*** DATA SHOWN Section Begins ***

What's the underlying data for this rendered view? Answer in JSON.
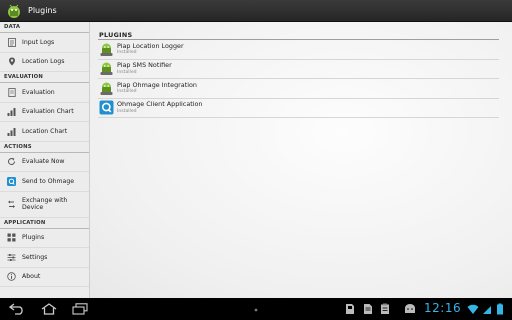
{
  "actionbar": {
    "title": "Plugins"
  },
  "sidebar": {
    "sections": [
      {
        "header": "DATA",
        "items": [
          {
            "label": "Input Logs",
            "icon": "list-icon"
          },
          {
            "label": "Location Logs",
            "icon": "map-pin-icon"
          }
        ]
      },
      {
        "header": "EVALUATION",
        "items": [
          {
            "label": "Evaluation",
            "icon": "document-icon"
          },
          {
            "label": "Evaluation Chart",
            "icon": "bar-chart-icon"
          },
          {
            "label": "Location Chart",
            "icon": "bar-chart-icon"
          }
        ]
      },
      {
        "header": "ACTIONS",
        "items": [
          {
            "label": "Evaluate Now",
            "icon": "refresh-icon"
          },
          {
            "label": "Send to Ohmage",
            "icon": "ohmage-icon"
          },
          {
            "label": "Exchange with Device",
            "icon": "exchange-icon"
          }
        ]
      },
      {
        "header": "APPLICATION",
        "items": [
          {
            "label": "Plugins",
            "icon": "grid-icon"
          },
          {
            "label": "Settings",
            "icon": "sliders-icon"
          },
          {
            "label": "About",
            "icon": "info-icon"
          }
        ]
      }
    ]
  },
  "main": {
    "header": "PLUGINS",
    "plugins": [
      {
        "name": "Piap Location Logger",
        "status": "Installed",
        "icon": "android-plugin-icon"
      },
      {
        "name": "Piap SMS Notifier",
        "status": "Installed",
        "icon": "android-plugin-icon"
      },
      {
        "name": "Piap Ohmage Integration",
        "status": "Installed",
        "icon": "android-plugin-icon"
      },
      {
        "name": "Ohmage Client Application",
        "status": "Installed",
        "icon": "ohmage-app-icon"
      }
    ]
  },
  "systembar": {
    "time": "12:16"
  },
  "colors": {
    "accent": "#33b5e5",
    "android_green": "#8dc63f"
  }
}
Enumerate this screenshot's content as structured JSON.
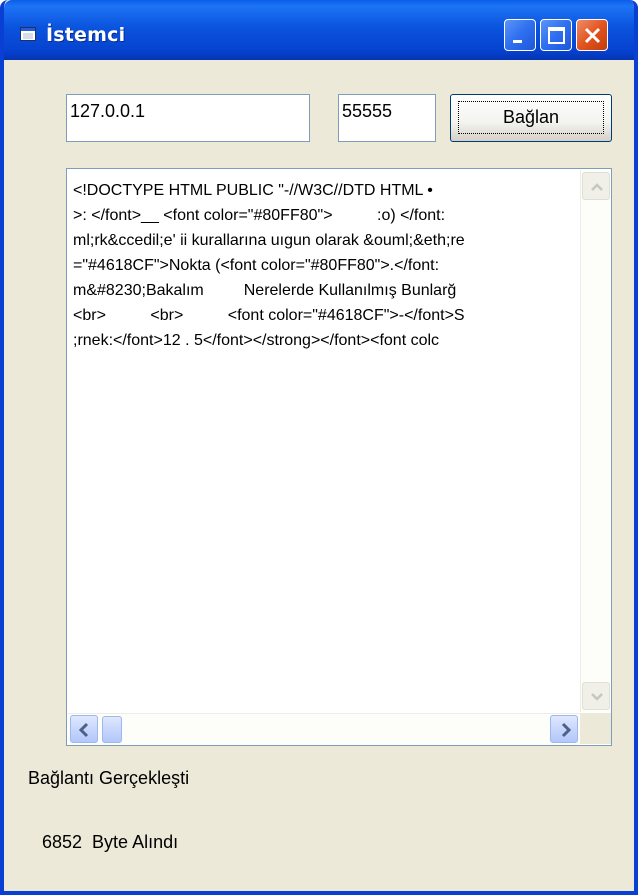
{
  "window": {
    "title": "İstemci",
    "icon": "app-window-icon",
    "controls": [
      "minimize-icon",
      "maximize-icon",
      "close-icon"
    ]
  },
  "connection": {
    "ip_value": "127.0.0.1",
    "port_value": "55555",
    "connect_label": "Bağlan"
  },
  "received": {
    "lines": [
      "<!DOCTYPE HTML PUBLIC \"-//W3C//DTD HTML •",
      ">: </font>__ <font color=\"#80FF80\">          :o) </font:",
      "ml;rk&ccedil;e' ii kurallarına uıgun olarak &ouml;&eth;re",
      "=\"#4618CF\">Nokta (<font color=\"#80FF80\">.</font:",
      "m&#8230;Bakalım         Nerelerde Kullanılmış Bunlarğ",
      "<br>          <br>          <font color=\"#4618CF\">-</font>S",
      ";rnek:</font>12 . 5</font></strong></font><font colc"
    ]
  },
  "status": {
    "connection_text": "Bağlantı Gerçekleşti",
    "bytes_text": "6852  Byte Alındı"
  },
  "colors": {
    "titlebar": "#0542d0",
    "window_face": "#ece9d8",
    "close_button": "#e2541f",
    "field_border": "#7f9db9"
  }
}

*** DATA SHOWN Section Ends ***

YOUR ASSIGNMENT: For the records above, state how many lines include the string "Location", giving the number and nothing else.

SOLUTION TO THE EXERCISE: 3